(Data about app and page elements)
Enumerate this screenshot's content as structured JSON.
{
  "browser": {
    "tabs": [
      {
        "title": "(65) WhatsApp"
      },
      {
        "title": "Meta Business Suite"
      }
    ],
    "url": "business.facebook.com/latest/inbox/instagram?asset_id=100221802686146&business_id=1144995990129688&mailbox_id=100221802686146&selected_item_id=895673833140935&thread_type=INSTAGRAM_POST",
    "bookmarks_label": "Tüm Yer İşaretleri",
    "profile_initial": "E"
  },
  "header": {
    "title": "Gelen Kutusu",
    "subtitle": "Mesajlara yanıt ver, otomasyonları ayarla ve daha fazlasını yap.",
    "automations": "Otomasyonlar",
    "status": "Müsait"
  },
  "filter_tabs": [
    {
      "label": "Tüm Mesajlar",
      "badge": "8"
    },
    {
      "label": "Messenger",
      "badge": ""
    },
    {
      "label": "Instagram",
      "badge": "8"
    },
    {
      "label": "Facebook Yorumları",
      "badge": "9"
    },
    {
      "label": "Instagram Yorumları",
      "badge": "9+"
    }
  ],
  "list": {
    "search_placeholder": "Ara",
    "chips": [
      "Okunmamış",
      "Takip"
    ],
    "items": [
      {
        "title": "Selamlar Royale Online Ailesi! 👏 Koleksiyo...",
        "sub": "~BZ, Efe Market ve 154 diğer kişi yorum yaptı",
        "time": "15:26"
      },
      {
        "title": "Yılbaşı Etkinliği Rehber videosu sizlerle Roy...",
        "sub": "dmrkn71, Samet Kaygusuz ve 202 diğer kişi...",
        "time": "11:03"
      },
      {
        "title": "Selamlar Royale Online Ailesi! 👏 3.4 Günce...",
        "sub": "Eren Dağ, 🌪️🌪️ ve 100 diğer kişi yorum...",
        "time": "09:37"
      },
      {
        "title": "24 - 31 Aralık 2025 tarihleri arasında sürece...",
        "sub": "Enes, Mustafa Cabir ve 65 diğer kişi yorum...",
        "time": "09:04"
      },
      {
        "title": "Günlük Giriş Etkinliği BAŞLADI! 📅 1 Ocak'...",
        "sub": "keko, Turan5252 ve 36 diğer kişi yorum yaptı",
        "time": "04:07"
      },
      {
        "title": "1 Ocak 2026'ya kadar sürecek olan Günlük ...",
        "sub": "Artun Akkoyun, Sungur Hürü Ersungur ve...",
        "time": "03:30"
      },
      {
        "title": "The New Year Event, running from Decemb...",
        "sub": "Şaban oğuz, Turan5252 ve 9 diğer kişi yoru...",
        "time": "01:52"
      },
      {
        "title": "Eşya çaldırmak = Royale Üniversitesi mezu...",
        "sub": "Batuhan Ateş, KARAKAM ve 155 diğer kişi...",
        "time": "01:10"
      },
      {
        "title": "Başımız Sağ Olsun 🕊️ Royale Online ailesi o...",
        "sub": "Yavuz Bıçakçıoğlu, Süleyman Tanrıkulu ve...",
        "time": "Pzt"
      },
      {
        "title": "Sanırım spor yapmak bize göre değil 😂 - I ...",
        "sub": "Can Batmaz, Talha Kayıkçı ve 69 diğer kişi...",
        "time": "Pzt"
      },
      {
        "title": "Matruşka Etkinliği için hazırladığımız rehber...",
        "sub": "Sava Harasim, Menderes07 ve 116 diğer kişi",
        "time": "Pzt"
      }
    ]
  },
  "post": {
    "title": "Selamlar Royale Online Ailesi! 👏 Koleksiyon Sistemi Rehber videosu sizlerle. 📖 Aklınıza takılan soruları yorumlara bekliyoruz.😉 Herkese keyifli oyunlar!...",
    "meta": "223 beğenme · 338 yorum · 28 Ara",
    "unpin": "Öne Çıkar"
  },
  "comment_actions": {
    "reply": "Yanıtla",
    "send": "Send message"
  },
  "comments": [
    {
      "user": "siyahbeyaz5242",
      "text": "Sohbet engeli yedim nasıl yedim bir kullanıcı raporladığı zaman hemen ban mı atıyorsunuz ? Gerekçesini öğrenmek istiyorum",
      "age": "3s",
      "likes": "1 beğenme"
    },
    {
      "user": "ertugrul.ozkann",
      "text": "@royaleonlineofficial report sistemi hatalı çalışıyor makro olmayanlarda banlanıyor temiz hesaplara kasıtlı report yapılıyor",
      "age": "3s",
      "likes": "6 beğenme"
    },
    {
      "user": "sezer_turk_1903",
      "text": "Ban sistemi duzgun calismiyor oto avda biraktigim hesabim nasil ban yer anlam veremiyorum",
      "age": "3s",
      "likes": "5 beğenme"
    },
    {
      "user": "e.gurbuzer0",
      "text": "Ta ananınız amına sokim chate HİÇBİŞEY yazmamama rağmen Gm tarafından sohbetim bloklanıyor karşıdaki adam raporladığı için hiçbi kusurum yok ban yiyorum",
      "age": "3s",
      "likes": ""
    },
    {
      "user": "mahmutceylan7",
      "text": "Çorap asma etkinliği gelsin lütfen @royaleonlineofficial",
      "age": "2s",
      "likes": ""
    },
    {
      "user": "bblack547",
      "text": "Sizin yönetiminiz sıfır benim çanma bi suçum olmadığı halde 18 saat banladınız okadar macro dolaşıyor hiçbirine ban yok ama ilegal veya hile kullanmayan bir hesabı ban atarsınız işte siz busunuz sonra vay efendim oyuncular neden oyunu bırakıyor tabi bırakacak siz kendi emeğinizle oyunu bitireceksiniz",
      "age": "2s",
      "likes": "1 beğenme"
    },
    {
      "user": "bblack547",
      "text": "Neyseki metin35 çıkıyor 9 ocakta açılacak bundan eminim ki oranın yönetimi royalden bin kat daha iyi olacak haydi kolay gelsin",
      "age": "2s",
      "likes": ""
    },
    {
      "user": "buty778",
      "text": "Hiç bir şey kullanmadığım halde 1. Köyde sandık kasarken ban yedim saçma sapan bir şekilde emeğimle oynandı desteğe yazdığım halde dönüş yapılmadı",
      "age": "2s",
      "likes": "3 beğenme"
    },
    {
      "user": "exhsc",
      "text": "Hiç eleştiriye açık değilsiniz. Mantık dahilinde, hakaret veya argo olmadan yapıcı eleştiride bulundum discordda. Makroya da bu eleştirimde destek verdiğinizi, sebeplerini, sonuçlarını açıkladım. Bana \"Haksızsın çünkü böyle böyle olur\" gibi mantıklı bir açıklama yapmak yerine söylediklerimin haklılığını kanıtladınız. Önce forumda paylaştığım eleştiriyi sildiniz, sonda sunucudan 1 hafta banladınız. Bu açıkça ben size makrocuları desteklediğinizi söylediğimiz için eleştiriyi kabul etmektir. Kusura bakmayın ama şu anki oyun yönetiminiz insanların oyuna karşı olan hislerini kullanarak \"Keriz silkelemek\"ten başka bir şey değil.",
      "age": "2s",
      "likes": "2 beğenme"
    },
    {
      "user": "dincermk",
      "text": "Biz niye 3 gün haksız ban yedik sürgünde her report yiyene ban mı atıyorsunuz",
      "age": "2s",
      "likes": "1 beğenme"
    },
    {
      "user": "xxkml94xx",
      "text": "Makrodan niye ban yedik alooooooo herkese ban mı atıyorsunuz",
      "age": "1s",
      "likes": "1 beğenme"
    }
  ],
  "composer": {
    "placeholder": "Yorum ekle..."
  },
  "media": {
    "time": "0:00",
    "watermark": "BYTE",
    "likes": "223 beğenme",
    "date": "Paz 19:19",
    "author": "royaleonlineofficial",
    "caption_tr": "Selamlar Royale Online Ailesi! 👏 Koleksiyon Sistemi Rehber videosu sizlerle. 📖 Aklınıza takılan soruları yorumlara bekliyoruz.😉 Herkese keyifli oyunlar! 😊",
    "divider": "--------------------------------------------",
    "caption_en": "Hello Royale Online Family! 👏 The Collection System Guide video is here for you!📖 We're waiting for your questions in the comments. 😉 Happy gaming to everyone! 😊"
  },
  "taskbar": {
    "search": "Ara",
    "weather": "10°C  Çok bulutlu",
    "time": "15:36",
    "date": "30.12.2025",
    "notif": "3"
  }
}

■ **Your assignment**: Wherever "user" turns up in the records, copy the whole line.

■ **Task answer**:
      "user": "siyahbeyaz5242",
      "user": "ertugrul.ozkann",
      "user": "sezer_turk_1903",
      "user": "e.gurbuzer0",
      "user": "mahmutceylan7",
      "user": "bblack547",
      "user": "bblack547",
      "user": "buty778",
      "user": "exhsc",
      "user": "dincermk",
      "user": "xxkml94xx",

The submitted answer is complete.